== What is expected ==
The answer must be an exact printing of every record below, with the pictures omitted.

== Dataset ==
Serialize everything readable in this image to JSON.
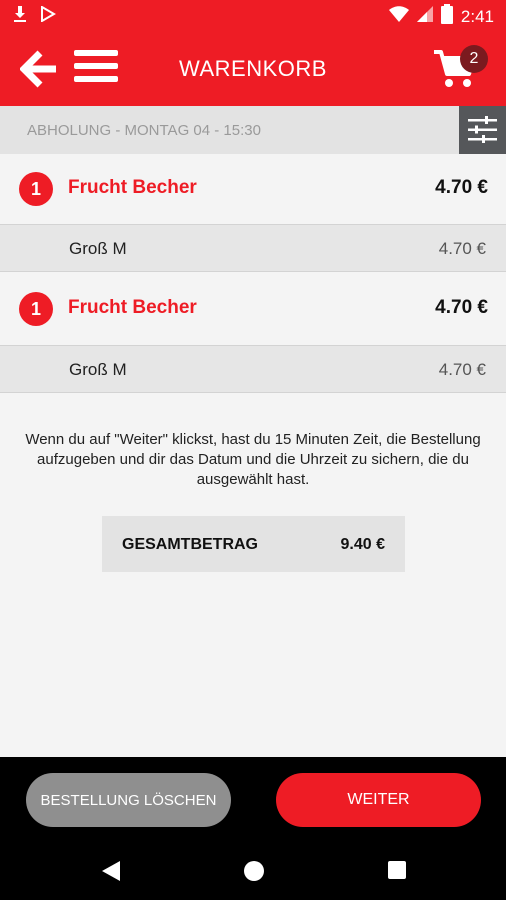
{
  "status": {
    "time": "2:41"
  },
  "header": {
    "title": "WARENKORB",
    "cart_count": "2"
  },
  "pickup": {
    "text": "ABHOLUNG - MONTAG 04 - 15:30"
  },
  "items": [
    {
      "qty": "1",
      "name": "Frucht Becher",
      "price": "4.70 €",
      "option": "Groß M",
      "option_price": "4.70 €"
    },
    {
      "qty": "1",
      "name": "Frucht Becher",
      "price": "4.70 €",
      "option": "Groß M",
      "option_price": "4.70 €"
    }
  ],
  "notice": "Wenn du auf \"Weiter\" klickst, hast du 15 Minuten Zeit, die Bestellung aufzugeben und dir das Datum und die Uhrzeit zu sichern, die du ausgewählt hast.",
  "total": {
    "label": "GESAMTBETRAG",
    "value": "9.40 €"
  },
  "actions": {
    "delete_label": "BESTELLUNG LÖSCHEN",
    "next_label": "WEITER"
  },
  "colors": {
    "accent": "#ee1c25",
    "badge": "#7b1a1f",
    "filter_bg": "#55575a"
  },
  "icons": [
    "download-icon",
    "play-store-icon",
    "wifi-icon",
    "signal-icon",
    "battery-icon",
    "back-arrow-icon",
    "menu-icon",
    "cart-icon",
    "filter-icon",
    "nav-back-icon",
    "nav-home-icon",
    "nav-recents-icon"
  ]
}
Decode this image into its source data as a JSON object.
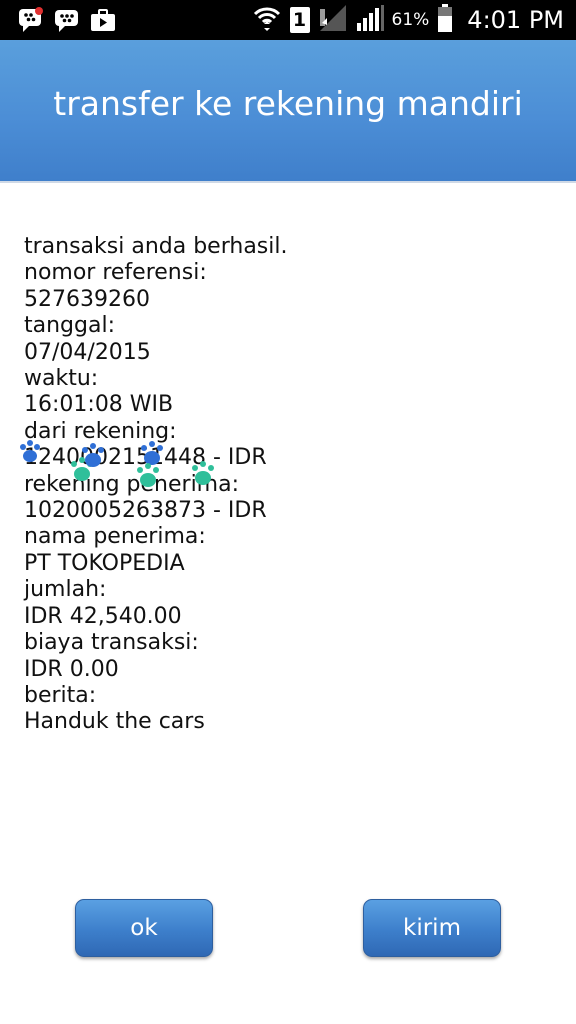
{
  "statusbar": {
    "notification_icons": [
      "bbm-icon",
      "bbm-chat-icon",
      "briefcase-icon"
    ],
    "sim_label": "1",
    "battery": "61%",
    "time": "4:01 PM"
  },
  "header": {
    "title": "transfer ke rekening mandiri"
  },
  "receipt": {
    "status": "transaksi anda berhasil.",
    "ref_label": "nomor referensi:",
    "ref_value": "527639260",
    "date_label": "tanggal:",
    "date_value": "07/04/2015",
    "time_label": "waktu:",
    "time_value": "16:01:08 WIB",
    "from_label": "dari rekening:",
    "from_value": "1240002151448 - IDR",
    "to_label": "rekening penerima:",
    "to_value": "1020005263873 - IDR",
    "name_label": "nama penerima:",
    "name_value": "PT TOKOPEDIA",
    "amount_label": "jumlah:",
    "amount_value": "IDR 42,540.00",
    "fee_label": "biaya transaksi:",
    "fee_value": "IDR 0.00",
    "note_label": "berita:",
    "note_value": "Handuk the cars"
  },
  "buttons": {
    "ok": "ok",
    "kirim": "kirim"
  },
  "colors": {
    "header_blue": "#4c8ed6",
    "button_blue": "#3d7fcb",
    "paw_blue": "#2f6fd6",
    "paw_teal": "#2fbf9a"
  }
}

== Response to this exercise ==
Serialize everything readable in this image to JSON.
{
  "status": {
    "time": "2:41"
  },
  "header": {
    "title": "WARENKORB",
    "cart_count": "2"
  },
  "pickup": {
    "text": "ABHOLUNG - MONTAG 04 - 15:30"
  },
  "items": [
    {
      "qty": "1",
      "name": "Frucht Becher",
      "price": "4.70 €",
      "option": "Groß M",
      "option_price": "4.70 €"
    },
    {
      "qty": "1",
      "name": "Frucht Becher",
      "price": "4.70 €",
      "option": "Groß M",
      "option_price": "4.70 €"
    }
  ],
  "notice": "Wenn du auf \"Weiter\" klickst, hast du 15 Minuten Zeit, die Bestellung aufzugeben und dir das Datum und die Uhrzeit zu sichern, die du ausgewählt hast.",
  "total": {
    "label": "GESAMTBETRAG",
    "value": "9.40 €"
  },
  "actions": {
    "delete_label": "BESTELLUNG LÖSCHEN",
    "next_label": "WEITER"
  },
  "colors": {
    "accent": "#ee1c25",
    "badge": "#7b1a1f",
    "filter_bg": "#55575a"
  },
  "icons": [
    "download-icon",
    "play-store-icon",
    "wifi-icon",
    "signal-icon",
    "battery-icon",
    "back-arrow-icon",
    "menu-icon",
    "cart-icon",
    "filter-icon",
    "nav-back-icon",
    "nav-home-icon",
    "nav-recents-icon"
  ]
}
Decode this image into its source data as a JSON object.
{
  "statusbar": {
    "notification_icons": [
      "bbm-icon",
      "bbm-chat-icon",
      "briefcase-icon"
    ],
    "sim_label": "1",
    "battery": "61%",
    "time": "4:01 PM"
  },
  "header": {
    "title": "transfer ke rekening mandiri"
  },
  "receipt": {
    "status": "transaksi anda berhasil.",
    "ref_label": "nomor referensi:",
    "ref_value": "527639260",
    "date_label": "tanggal:",
    "date_value": "07/04/2015",
    "time_label": "waktu:",
    "time_value": "16:01:08 WIB",
    "from_label": "dari rekening:",
    "from_value": "1240002151448 - IDR",
    "to_label": "rekening penerima:",
    "to_value": "1020005263873 - IDR",
    "name_label": "nama penerima:",
    "name_value": "PT TOKOPEDIA",
    "amount_label": "jumlah:",
    "amount_value": "IDR 42,540.00",
    "fee_label": "biaya transaksi:",
    "fee_value": "IDR 0.00",
    "note_label": "berita:",
    "note_value": "Handuk the cars"
  },
  "buttons": {
    "ok": "ok",
    "kirim": "kirim"
  },
  "colors": {
    "header_blue": "#4c8ed6",
    "button_blue": "#3d7fcb",
    "paw_blue": "#2f6fd6",
    "paw_teal": "#2fbf9a"
  }
}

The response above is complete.